Psalm 78:2–4: “I will open my mouth in a parable; / I will utter dark sayings of old, / Which we have heard and known, / And our fathers have told us. / We will not hide them from their children, / Telling to the generation to come the praises of the LORD, / And His strength and His wonderful works that He has done.”

December 21st, 2020 by Pastor Ed in devotional

The Hebrew word used here for parable is broader than the one used in the New Testament. Here it means any story with a moral and spiritual application. In English, the concept might be expressed by the saying those who do not learn from history are doomed to repeat it. This suggests that the theological lessons from history aren’t always easy to discern correctly. For an infallible interpretation, we should listen for a prophet from God.

These verses always remind me of an old saint, now with the Lord, from the church where I serve. I remember Bud Deyoung well because his children, his grandchildren, and his great grandchildren are still with us and love Jesus. How did he do that? He spoke about God in every conversation of his life. We had more than a 100 conversations; and no matter what subject we started on, by the time we were through talking, he had brought the conversation back to God. There always seemed to be something new God was teaching him. Bud spoke the same way with his children and grandchildren. The psalmist says to be careful and “not hide [what God has done in our lives] from [our] children . . . the generation to come.”

British poet Samuel Taylor Coleridge once had a discussion with a man who firmly believed that children should not be given formal religious instruction, but should be free to choose their own religious faith when they reached maturity. Coleridge did not disagree, but later invited the man into his somewhat neglected garden. “Do you call this a garden?” the visitor exclaimed. “There is nothing but weeds here!” “Well, you see,” Coleridge replied, “I did not wish to infringe upon the liberty of the garden in any way. I was just giving the garden a chance to express itself.”

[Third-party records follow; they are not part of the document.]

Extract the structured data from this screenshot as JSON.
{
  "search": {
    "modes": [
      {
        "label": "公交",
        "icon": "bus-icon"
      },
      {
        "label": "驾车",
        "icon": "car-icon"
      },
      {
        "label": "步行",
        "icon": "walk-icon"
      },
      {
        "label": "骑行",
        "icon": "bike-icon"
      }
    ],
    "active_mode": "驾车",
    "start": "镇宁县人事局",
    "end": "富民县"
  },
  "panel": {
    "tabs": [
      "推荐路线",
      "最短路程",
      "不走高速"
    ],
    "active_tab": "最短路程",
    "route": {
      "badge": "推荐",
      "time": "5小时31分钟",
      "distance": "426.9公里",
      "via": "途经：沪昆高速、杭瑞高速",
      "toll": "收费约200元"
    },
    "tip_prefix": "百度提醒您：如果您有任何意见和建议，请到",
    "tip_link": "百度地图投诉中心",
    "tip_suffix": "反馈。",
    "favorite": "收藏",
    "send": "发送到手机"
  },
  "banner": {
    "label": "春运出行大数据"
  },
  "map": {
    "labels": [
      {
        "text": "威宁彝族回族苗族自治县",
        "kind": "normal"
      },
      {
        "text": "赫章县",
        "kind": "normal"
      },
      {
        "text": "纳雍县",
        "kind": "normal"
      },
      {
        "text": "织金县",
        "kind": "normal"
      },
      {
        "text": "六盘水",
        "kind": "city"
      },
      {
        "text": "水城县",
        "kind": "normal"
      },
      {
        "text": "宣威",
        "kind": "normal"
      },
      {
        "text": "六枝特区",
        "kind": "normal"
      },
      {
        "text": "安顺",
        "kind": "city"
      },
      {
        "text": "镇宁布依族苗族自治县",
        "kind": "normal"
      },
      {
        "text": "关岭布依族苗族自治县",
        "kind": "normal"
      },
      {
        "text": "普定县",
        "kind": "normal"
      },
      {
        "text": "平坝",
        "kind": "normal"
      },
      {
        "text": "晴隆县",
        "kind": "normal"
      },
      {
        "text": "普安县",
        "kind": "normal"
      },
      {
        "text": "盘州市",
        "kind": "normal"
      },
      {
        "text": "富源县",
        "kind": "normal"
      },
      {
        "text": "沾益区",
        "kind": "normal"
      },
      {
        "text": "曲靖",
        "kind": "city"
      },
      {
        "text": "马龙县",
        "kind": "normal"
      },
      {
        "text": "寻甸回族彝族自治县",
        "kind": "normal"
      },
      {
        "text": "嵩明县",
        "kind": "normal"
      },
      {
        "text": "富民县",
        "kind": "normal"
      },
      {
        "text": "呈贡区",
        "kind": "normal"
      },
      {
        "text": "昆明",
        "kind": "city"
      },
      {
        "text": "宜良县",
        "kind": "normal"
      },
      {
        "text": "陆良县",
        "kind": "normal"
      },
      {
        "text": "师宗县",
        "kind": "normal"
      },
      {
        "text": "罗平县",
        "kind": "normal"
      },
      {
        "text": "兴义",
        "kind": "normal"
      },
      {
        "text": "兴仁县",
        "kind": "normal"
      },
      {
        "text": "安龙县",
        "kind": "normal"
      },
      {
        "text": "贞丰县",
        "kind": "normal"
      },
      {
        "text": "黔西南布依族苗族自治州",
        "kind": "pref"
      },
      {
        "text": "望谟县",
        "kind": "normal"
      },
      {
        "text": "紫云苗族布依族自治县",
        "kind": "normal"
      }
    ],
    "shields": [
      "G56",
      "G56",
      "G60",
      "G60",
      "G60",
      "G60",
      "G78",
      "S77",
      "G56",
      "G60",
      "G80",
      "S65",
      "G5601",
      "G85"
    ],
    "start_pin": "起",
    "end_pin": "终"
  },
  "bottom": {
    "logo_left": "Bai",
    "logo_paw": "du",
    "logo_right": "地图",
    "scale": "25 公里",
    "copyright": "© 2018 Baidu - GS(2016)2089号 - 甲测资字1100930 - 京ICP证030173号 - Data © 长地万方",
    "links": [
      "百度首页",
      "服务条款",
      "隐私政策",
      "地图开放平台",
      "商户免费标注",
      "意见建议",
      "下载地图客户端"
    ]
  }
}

“LORD, help us to teach our children well the things You have taught us, and when necessary, with words.”